2. “Celebrity Skin,” Hole: I was talking to PostBourgie’s Shani yesterday about how much we worry about Amy Winehouse. But to a certain extent, Amy’s just a stand-in for my concerns about Courtney Love. It’s almost shocking how good she looks in this video, from that initally falling shot to the intense green of her eyes when they snap open after the chandelier smashes to the floor. But I digress. I know this song, and the album in general, are about Hollywood, but I think the sentiments here apply equally well to New York.
3. “American Boy,” Estelle: As much as I get annoyed by the dominance of New York and LA in our popular culture, the cross-country and trans-Atlantic buoyancy of this track is wonderful, and got Estelle at least some of the attention she so richly deserves over here. Besides, “Can we get away this weekend? Take me to Broadway? / Let’s go shopping, maybe then we’ll go to a cafe / Let’s go on the subway, take me to your hood / I’ve never been to Brooklyn and I’d like to see what’s good” is basically my agenda for the weekend.

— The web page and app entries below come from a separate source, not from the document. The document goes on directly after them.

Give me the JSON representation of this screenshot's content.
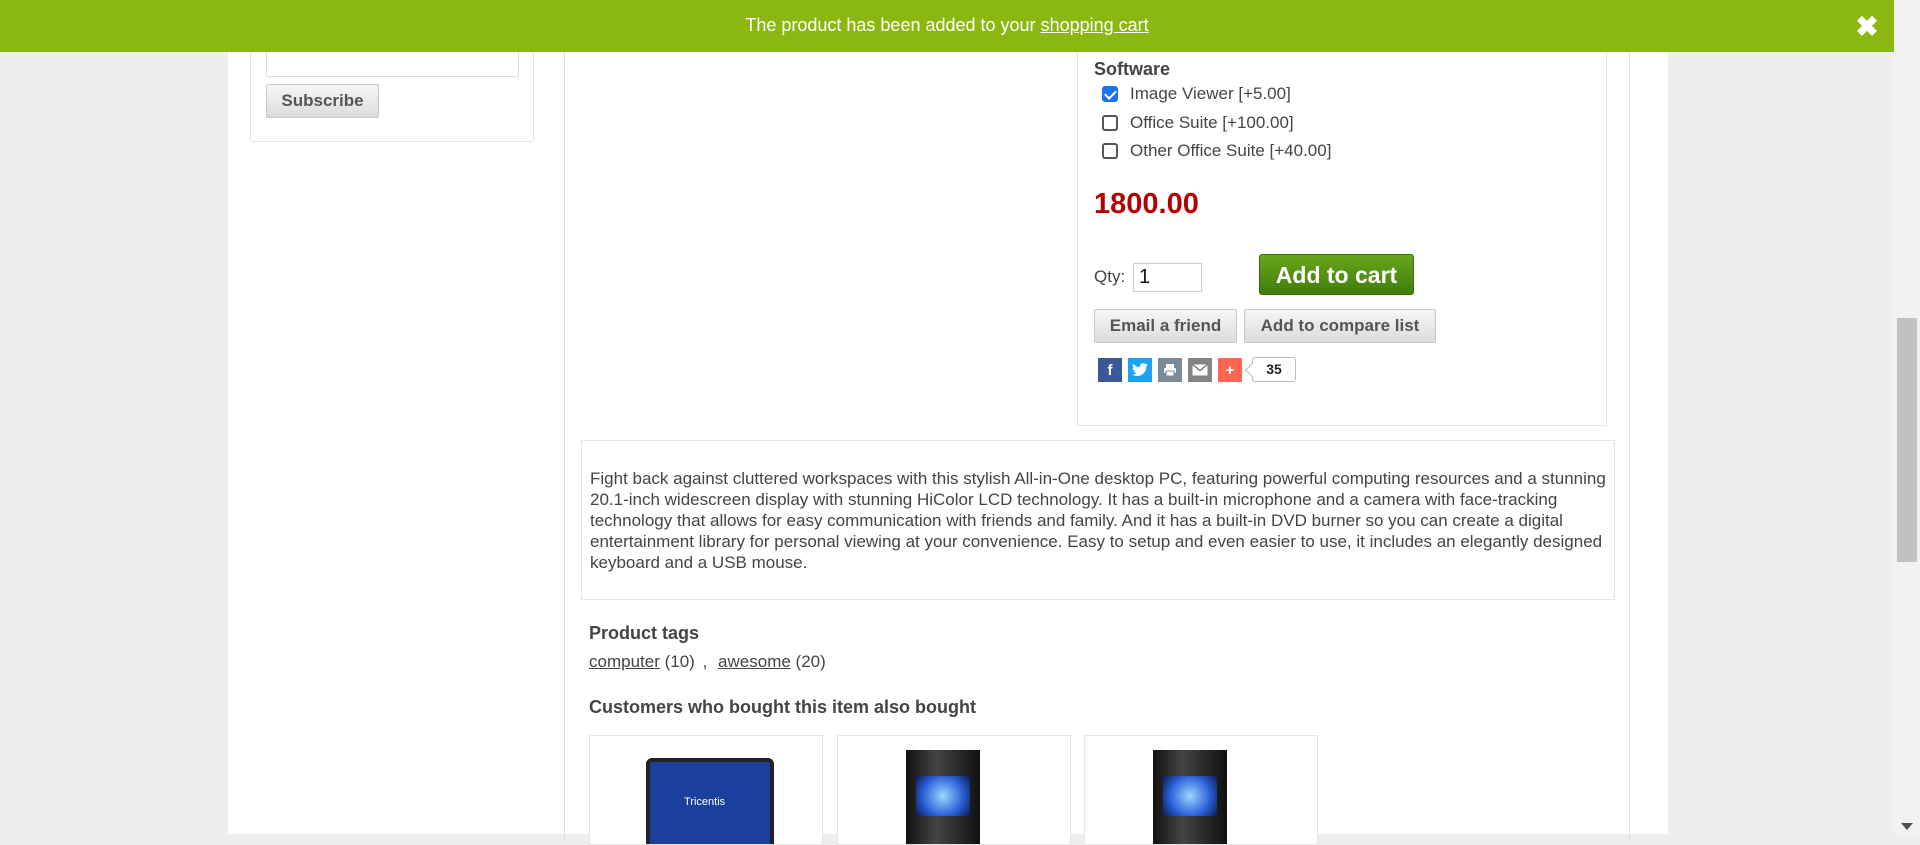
{
  "notification": {
    "text": "The product has been added to your ",
    "link": "shopping cart"
  },
  "sidebar": {
    "subscribe_label": "Subscribe"
  },
  "product": {
    "software_label": "Software",
    "options": [
      {
        "label": "Image Viewer [+5.00]",
        "checked": true
      },
      {
        "label": "Office Suite [+100.00]",
        "checked": false
      },
      {
        "label": "Other Office Suite [+40.00]",
        "checked": false
      }
    ],
    "price": "1800.00",
    "qty_label": "Qty:",
    "qty_value": "1",
    "add_to_cart": "Add to cart",
    "email_friend": "Email a friend",
    "compare": "Add to compare list",
    "share_count": "35",
    "description": "Fight back against cluttered workspaces with this stylish All-in-One desktop PC, featuring powerful computing resources and a stunning 20.1-inch widescreen display with stunning HiColor LCD technology. It has a built-in microphone and a camera with face-tracking technology that allows for easy communication with friends and family. And it has a built-in DVD burner so you can create a digital entertainment library for personal viewing at your convenience. Easy to setup and even easier to use, it includes an elegantly designed keyboard and a USB mouse."
  },
  "tags": {
    "title": "Product tags",
    "items": [
      {
        "name": "computer",
        "count": "(10)"
      },
      {
        "name": "awesome",
        "count": "(20)"
      }
    ],
    "separator": ","
  },
  "also_bought": {
    "title": "Customers who bought this item also bought",
    "tablet_brand": "Tricentis"
  },
  "colors": {
    "notify_bg": "#8ab810",
    "price": "#b30000",
    "cart_button": "#4e8f14"
  }
}
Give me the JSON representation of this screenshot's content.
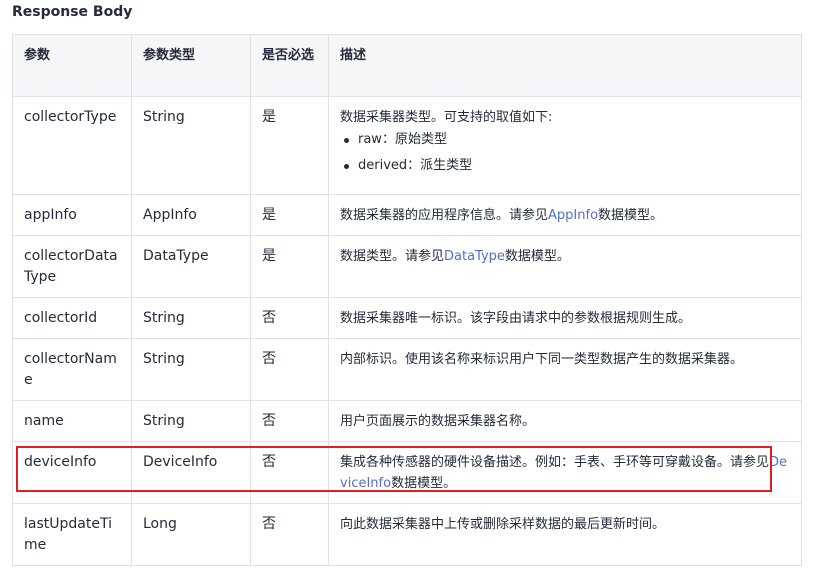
{
  "title": "Response Body",
  "columns": [
    "参数",
    "参数类型",
    "是否必选",
    "描述"
  ],
  "rows": [
    {
      "param": "collectorType",
      "type": "String",
      "required": "是",
      "desc": "数据采集器类型。可支持的取值如下:",
      "list": [
        "raw：原始类型",
        "derived：派生类型"
      ]
    },
    {
      "param": "appInfo",
      "type": "AppInfo",
      "required": "是",
      "desc_pre": "数据采集器的应用程序信息。请参见",
      "link": "AppInfo",
      "desc_post": "数据模型。"
    },
    {
      "param": "collectorDataType",
      "type": "DataType",
      "required": "是",
      "desc_pre": "数据类型。请参见",
      "link": "DataType",
      "desc_post": "数据模型。"
    },
    {
      "param": "collectorId",
      "type": "String",
      "required": "否",
      "desc": "数据采集器唯一标识。该字段由请求中的参数根据规则生成。"
    },
    {
      "param": "collectorName",
      "type": "String",
      "required": "否",
      "desc": "内部标识。使用该名称来标识用户下同一类型数据产生的数据采集器。"
    },
    {
      "param": "name",
      "type": "String",
      "required": "否",
      "desc": "用户页面展示的数据采集器名称。"
    },
    {
      "param": "deviceInfo",
      "type": "DeviceInfo",
      "required": "否",
      "desc_pre": "集成各种传感器的硬件设备描述。例如：手表、手环等可穿戴设备。请参见",
      "link": "DeviceInfo",
      "desc_post": "数据模型。"
    },
    {
      "param": "lastUpdateTime",
      "type": "Long",
      "required": "否",
      "desc": "向此数据采集器中上传或删除采样数据的最后更新时间。"
    }
  ]
}
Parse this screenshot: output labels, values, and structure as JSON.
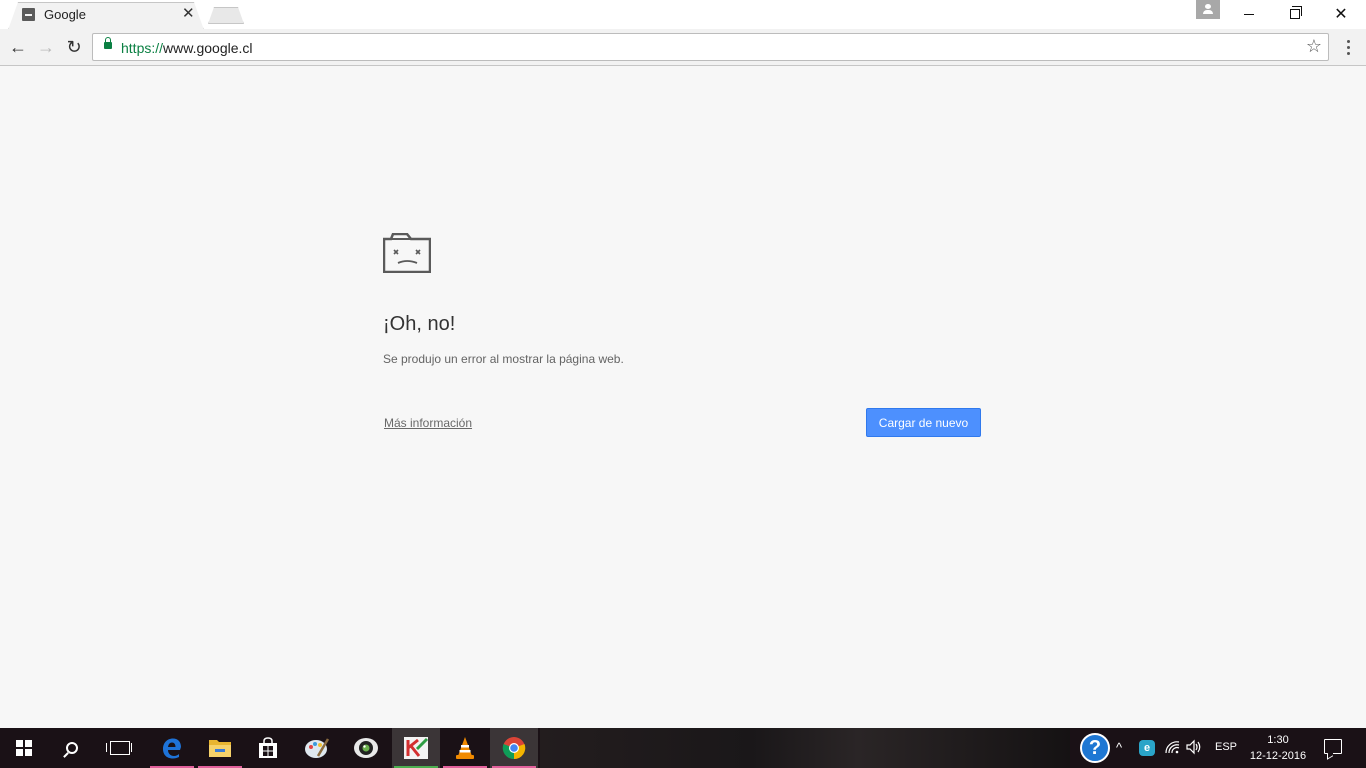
{
  "browser": {
    "tab": {
      "title": "Google",
      "close_glyph": "✕",
      "favicon": "sad-page-favicon-icon"
    },
    "window_controls": {
      "minimize": "minimize-icon",
      "maximize": "restore-icon",
      "close_glyph": "✕"
    },
    "toolbar": {
      "back_glyph": "←",
      "forward_glyph": "→",
      "reload_glyph": "↻",
      "url_scheme": "https://",
      "url_host": "www.google.cl",
      "star_glyph": "☆"
    }
  },
  "error_page": {
    "icon": "sad-tab-icon",
    "title": "¡Oh, no!",
    "description": "Se produjo un error al mostrar la página web.",
    "more_info_link": "Más información",
    "reload_button": "Cargar de nuevo"
  },
  "taskbar": {
    "apps": [
      {
        "name": "edge",
        "glyph": "e",
        "color": "#1e73d8",
        "underline": "#e2609c"
      },
      {
        "name": "file-explorer",
        "glyph": "",
        "color": "#f2c12e",
        "underline": "#e2609c"
      },
      {
        "name": "store",
        "glyph": "",
        "color": "#ffffff",
        "underline": ""
      },
      {
        "name": "paint",
        "glyph": "",
        "color": "#6fa8dc",
        "underline": ""
      },
      {
        "name": "camera-app",
        "glyph": "",
        "color": "#111111",
        "underline": ""
      },
      {
        "name": "kaspersky",
        "glyph": "K",
        "color": "#cf2b2b",
        "underline": "#4caf50"
      },
      {
        "name": "vlc",
        "glyph": "",
        "color": "#f08a00",
        "underline": "#e2609c"
      },
      {
        "name": "chrome",
        "glyph": "",
        "color": "#db4437",
        "underline": "#e2609c"
      }
    ],
    "tray": {
      "help_glyph": "?",
      "chevron_glyph": "^",
      "app_glyph": "e",
      "wifi_glyph": "◝",
      "volume_glyph": "🔈",
      "language": "ESP",
      "time": "1:30",
      "date": "12-12-2016"
    }
  }
}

Although I have been to Brooklyn.
4. “Above the Clouds,” Amber: Oh, Lord. I’m about to reveal myself as one of those women. But I really do associate this song with New York because of how it’s used at the end of the third season finale of Sex and the City. Before you all vote to exile me, here’s why I like that scene. All the women are single or in wierd states of emotional ambiguity. Samantha’s throwing a barbeque for the trans prostitutes in her neighborhood, and everyone’s hanging out. It’s one of the last moments before the show became an icon and a commodity, and I like that everyone’s happiness feels really earned. Plus, it’s just a great song. The Jonathan Peters radio edit is best, but it’s hard to find, so live with this.
5. “Miami 2017,” Billy Joel: I’ve always thought the idea that New York is An Idea That Will Endure Beyond All Things is a little absurd, even after September 11. There are too many New Yorks, and they evolve too rapidly, for there to be a coherent Unified Theory of New York. But I think “Miami 2017″ is a song that embraces that concept even as it recognizes its absurdity. Mythos is good, as long as it’s self-aware.
6. “Open All Night,” Bruce Springsteen & The Sessions Band: A lot of the people who glamorize New York are the ones who come to it from elsewhere, and a lot of the fun of glamorizing it is talking about it on the trip there and back again. There is just an absurd amount of joy and energy in this song, which you can hear better if you buy the Live in Dublin album, which really you ought to have done at some point anyway. This sounds like the best trip to New York and back again, ever. Also, anyone who argues with “Hey, ho, rock ‘n’ roll / Deliver me from nowhere” as a lyric should be institutionalized.